|U.S. Classification||219/125.11, 219/76.14, 219/76.12|
|International Classification||B23K9/127, B23K9/00, B23K9/04, B23K9/028, B23K9/32, B23K9/23|
|Mar 7, 1994||AS||Assignment|
Owner name: WESTINGHOUSE ELECTRIC CORPORATION, PENNSYLVANIA
Free format text: ASSIGNMENT OF ASSIGNORS INTEREST;ASSIGNORS:CARPENTER, MARVIN L.;SCHNEIDER, URBAN A.;REEL/FRAME:006887/0022

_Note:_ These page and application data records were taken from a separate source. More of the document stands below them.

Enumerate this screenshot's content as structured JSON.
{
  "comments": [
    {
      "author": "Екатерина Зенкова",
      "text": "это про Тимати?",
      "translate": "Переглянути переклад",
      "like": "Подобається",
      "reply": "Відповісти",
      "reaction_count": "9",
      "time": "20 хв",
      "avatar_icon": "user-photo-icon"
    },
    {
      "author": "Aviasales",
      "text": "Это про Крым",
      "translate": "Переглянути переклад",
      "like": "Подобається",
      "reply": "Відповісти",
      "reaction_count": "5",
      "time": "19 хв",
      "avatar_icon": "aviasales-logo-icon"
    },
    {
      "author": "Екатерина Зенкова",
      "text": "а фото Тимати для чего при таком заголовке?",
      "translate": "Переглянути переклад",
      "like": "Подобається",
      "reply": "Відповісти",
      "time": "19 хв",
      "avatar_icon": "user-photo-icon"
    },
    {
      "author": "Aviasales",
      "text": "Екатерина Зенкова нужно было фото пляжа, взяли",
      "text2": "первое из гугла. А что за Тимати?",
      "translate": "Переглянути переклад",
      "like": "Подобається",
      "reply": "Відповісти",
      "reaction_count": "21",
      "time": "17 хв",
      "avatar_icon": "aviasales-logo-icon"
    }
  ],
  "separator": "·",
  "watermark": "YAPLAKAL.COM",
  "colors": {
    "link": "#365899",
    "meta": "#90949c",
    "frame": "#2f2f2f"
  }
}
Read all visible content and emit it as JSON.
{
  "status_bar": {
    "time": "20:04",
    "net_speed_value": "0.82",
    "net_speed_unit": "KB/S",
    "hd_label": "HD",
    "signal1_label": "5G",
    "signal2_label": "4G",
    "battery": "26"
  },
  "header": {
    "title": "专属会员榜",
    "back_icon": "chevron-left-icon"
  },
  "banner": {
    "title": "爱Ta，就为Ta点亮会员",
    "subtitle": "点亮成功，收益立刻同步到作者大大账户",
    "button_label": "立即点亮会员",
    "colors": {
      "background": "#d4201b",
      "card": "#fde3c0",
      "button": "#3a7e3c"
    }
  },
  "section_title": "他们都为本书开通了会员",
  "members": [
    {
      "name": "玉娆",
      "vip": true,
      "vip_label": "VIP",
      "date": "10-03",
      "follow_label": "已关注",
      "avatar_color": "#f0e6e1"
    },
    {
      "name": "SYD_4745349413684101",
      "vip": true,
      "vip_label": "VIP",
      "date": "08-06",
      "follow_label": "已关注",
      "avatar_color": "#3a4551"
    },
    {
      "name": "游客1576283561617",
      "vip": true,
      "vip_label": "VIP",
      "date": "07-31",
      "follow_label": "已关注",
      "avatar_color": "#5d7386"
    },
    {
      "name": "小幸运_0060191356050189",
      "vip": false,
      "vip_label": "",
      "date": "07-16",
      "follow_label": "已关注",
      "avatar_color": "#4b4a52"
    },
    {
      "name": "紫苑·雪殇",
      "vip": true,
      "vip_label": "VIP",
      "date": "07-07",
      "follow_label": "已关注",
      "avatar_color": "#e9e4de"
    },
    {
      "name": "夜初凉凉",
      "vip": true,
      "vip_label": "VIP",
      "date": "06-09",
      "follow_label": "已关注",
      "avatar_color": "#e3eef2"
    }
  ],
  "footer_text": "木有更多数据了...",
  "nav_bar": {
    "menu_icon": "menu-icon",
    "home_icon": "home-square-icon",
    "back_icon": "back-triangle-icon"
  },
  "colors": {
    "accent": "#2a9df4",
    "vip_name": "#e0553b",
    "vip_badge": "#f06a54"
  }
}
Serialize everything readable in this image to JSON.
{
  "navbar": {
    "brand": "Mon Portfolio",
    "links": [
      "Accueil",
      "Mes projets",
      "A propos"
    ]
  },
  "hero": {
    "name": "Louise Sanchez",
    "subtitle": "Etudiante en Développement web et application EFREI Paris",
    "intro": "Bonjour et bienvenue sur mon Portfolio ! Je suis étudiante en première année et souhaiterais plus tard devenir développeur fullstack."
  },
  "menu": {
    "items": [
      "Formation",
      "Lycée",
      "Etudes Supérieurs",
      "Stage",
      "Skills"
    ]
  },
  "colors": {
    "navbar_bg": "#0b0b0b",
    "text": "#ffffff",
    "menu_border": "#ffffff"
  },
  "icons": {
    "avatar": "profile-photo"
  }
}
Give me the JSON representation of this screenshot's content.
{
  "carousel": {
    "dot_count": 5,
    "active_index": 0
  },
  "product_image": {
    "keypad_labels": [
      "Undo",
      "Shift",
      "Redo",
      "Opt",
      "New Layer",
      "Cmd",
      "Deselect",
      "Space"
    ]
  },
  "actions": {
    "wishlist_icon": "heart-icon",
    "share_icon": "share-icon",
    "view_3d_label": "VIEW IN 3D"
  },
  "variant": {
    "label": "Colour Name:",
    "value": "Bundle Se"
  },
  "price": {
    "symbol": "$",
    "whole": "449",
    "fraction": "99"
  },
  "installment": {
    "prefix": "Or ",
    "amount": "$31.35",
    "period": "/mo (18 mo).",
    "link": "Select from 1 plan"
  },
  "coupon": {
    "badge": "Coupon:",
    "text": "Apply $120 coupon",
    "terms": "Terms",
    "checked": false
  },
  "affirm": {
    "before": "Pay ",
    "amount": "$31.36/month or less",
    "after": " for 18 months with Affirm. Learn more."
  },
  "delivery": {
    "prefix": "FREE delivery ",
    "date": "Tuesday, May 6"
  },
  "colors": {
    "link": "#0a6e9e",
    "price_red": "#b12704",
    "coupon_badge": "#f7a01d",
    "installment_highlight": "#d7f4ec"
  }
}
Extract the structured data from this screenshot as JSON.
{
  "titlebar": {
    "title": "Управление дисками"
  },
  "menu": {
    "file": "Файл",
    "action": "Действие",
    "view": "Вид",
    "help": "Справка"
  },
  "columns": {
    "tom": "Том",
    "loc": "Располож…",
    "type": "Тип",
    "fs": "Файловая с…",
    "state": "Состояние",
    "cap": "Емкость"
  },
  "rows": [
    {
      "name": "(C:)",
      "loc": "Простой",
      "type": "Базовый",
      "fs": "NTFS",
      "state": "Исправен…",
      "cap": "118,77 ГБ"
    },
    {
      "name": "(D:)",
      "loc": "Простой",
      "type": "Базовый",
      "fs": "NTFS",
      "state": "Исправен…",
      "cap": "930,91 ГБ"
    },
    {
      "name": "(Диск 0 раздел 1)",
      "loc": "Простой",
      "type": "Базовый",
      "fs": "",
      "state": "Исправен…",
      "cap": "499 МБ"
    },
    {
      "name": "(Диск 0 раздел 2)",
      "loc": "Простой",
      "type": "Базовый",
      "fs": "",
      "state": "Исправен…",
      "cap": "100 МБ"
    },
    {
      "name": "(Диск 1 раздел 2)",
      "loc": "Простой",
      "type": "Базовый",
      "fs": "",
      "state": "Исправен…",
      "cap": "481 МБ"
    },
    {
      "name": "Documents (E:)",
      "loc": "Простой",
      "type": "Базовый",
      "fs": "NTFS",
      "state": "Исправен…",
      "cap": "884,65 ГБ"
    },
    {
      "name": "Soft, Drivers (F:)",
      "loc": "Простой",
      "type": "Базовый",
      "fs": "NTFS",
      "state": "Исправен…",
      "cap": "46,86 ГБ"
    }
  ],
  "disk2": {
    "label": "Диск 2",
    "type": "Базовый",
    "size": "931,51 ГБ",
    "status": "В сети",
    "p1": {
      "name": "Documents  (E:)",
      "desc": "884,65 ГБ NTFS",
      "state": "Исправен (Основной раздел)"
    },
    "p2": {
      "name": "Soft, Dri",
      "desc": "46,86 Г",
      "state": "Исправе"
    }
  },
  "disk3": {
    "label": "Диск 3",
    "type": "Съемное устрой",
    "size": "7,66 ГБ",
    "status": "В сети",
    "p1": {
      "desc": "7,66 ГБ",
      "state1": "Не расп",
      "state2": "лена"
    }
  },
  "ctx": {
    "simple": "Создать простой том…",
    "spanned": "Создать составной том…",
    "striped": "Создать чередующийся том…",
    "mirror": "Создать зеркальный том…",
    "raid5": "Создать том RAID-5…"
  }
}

Effective date: 19940221
|Aug 28, 1998||FPAY||Fee payment|
Year of fee payment: 4
|Jun 24, 1999||AS||Assignment|
Owner name: WESTINGHOUSE ELECTRIC CO. LLC, PENNSYLVANIA
Free format text: ASSIGNMENT OF ASSIGNORS INTEREST;ASSIGNOR:CBS CORPORATION (FORMERLY KNOWN AS WESTINGHOUSE ELECTRIC CORPORATION;REEL/FRAME:010070/0819
Effective date: 19990322
|Aug 29, 2002||FPAY||Fee payment|
Year of fee payment: 8
|Oct 4, 2006||REMI||Maintenance fee reminder mailed|
|Mar 21, 2007||LAPS||Lapse for failure to pay maintenance fees|
|May 15, 2007||FP||Expired due to failure to pay maintenance fee|
Effective date: 20070321